[Excerpts from a dataset]
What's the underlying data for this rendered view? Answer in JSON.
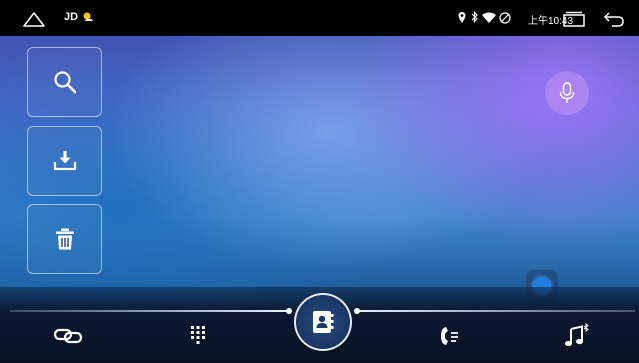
{
  "status_bar": {
    "app_label": "JD",
    "time": "上午10:43",
    "icons": [
      "home-icon",
      "weather-icon",
      "location-icon",
      "bluetooth-icon",
      "wifi-icon",
      "no-sim-icon",
      "recent-apps-icon",
      "back-icon"
    ]
  },
  "tools": [
    "search-icon",
    "download-icon",
    "trash-icon"
  ],
  "voice": {
    "icon": "microphone-icon"
  },
  "bottom_nav": {
    "items": [
      "link-icon",
      "dialpad-icon",
      "contacts-icon",
      "call-log-icon",
      "bluetooth-music-icon"
    ],
    "active": "contacts-icon",
    "accent": "#ffffff"
  },
  "colors": {
    "statusbar_bg": "#000000",
    "bottom_bg": "#081224",
    "float_dot": "#1e7fe0"
  }
}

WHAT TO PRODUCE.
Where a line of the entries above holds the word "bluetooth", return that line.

RESULT.
      "bluetooth-icon",
      "bluetooth-music-icon"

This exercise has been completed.